- _TASK DETAILS_:
Go through the entries below and return every line that contains "items".

- _RECORDS_:
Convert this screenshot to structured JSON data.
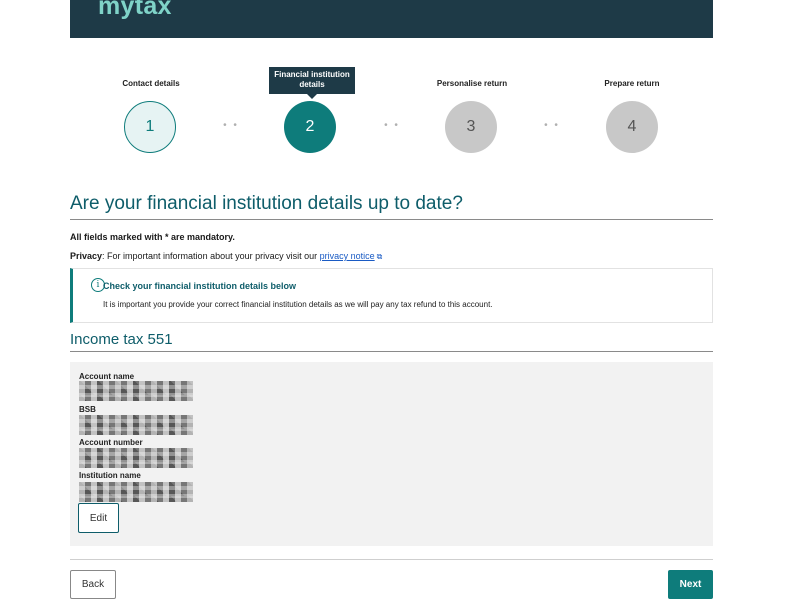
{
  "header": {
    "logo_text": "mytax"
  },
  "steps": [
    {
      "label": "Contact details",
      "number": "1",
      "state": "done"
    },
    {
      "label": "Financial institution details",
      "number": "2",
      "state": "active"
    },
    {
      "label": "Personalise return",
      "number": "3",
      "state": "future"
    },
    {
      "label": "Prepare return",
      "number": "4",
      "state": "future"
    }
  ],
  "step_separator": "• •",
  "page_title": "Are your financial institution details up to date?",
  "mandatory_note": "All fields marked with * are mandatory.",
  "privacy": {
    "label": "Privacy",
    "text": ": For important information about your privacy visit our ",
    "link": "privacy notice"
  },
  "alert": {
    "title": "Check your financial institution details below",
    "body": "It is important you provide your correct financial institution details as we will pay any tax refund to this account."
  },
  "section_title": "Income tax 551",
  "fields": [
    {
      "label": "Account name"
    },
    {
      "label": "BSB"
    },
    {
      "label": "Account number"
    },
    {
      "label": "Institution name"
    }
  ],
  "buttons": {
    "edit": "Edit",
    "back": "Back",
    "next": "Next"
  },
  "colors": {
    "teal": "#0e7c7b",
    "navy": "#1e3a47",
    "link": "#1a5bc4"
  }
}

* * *

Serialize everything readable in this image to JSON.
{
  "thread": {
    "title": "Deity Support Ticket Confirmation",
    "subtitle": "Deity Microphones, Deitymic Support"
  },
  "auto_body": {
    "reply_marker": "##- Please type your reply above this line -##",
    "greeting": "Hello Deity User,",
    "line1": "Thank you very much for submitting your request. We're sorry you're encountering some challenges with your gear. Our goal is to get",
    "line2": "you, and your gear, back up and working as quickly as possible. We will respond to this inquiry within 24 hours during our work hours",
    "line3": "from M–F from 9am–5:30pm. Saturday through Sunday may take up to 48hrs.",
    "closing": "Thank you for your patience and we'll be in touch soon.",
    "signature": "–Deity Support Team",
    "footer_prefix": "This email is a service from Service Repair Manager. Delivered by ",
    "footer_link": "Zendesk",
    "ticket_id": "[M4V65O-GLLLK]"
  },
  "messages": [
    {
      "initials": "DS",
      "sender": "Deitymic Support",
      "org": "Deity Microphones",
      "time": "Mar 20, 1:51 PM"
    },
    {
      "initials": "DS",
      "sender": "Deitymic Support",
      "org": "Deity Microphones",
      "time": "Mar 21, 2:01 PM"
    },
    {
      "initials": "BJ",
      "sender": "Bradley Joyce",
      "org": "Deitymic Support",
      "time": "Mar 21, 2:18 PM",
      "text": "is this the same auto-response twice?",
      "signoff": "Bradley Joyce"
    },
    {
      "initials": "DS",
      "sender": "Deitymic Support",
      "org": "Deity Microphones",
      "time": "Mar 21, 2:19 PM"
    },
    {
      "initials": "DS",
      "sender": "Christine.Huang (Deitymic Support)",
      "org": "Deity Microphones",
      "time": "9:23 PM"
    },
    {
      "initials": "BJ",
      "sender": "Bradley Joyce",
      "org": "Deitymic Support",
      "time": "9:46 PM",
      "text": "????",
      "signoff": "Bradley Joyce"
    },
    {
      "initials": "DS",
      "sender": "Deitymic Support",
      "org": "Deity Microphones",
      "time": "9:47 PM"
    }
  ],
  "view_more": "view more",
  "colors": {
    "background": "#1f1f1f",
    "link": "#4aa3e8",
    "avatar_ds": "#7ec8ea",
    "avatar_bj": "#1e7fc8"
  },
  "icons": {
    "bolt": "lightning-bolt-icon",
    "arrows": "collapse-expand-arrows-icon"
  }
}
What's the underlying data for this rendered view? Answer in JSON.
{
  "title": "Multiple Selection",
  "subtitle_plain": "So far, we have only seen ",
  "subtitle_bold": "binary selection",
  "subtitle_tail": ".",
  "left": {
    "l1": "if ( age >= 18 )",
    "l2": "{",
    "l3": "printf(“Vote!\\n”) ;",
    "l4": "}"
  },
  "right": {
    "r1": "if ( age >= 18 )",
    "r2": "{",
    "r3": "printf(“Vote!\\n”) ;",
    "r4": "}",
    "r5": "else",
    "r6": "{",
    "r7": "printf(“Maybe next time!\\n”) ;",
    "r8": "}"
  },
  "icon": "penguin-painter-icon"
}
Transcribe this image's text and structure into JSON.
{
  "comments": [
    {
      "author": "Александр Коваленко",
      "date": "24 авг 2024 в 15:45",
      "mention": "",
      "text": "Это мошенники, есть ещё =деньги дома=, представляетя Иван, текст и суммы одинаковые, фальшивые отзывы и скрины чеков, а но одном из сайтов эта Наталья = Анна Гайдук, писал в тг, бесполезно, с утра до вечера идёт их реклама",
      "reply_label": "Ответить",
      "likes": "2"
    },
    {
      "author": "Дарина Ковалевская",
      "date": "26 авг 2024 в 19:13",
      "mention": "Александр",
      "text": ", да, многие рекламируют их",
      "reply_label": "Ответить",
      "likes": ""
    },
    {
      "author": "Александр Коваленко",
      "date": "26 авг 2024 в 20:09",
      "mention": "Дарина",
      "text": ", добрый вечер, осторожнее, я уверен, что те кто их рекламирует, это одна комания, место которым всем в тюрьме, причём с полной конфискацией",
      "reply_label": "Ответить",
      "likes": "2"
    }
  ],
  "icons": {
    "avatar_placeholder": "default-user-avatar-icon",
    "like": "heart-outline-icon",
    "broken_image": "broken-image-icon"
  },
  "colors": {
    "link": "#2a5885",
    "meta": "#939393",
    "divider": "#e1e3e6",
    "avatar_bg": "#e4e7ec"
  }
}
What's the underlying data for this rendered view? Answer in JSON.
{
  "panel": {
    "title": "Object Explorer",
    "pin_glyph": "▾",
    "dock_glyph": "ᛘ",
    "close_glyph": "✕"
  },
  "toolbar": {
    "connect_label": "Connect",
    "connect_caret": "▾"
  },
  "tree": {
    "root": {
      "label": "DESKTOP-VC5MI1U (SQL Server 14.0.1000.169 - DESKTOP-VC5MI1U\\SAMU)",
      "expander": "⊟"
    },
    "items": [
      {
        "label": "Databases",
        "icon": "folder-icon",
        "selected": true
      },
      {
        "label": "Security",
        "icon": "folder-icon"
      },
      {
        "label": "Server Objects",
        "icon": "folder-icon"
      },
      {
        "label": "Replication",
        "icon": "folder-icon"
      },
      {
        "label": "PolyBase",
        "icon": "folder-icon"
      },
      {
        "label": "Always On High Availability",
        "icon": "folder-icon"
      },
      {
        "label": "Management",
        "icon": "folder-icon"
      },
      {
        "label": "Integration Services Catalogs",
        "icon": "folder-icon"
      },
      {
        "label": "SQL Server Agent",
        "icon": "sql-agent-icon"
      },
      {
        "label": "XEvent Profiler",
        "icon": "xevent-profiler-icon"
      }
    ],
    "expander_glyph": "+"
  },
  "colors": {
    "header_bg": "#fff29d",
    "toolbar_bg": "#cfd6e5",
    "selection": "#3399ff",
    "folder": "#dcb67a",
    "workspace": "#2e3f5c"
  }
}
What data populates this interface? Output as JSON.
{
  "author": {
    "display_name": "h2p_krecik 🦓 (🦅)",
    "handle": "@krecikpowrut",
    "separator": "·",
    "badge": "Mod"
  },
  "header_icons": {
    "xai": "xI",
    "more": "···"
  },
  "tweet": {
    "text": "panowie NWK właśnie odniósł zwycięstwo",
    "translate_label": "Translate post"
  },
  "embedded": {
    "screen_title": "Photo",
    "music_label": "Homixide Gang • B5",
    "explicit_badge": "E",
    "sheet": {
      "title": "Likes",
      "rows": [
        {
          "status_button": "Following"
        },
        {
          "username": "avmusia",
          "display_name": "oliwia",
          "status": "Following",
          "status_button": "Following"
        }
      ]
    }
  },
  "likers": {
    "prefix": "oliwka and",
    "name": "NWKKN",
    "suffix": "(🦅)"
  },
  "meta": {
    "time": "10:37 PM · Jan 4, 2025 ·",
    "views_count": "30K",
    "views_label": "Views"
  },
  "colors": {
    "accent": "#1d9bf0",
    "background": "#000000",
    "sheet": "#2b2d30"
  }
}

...

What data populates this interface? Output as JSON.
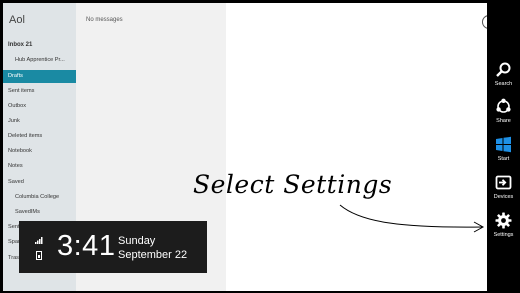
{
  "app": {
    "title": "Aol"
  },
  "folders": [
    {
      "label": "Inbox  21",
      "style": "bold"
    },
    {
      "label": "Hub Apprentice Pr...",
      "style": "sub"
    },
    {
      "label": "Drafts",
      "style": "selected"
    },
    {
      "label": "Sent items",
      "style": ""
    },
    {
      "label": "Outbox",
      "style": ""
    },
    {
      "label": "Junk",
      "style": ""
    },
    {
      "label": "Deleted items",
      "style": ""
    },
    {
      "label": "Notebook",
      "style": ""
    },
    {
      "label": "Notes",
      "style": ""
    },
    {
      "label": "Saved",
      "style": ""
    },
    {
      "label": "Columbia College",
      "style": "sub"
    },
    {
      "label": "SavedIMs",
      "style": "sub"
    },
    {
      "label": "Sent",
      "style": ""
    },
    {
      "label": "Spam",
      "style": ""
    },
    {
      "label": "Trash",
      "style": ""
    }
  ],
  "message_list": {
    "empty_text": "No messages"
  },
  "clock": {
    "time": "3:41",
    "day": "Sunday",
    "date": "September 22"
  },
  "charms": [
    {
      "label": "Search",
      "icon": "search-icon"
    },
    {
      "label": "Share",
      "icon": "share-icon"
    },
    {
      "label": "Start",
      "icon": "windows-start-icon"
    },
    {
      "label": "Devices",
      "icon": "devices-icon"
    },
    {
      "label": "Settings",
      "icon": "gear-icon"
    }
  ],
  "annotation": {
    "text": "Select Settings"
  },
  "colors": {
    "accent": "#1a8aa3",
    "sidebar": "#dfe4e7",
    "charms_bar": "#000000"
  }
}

- _OUTPUT BELOW_:
    "items": [
      "label": "Sent items",
      "label": "Deleted items",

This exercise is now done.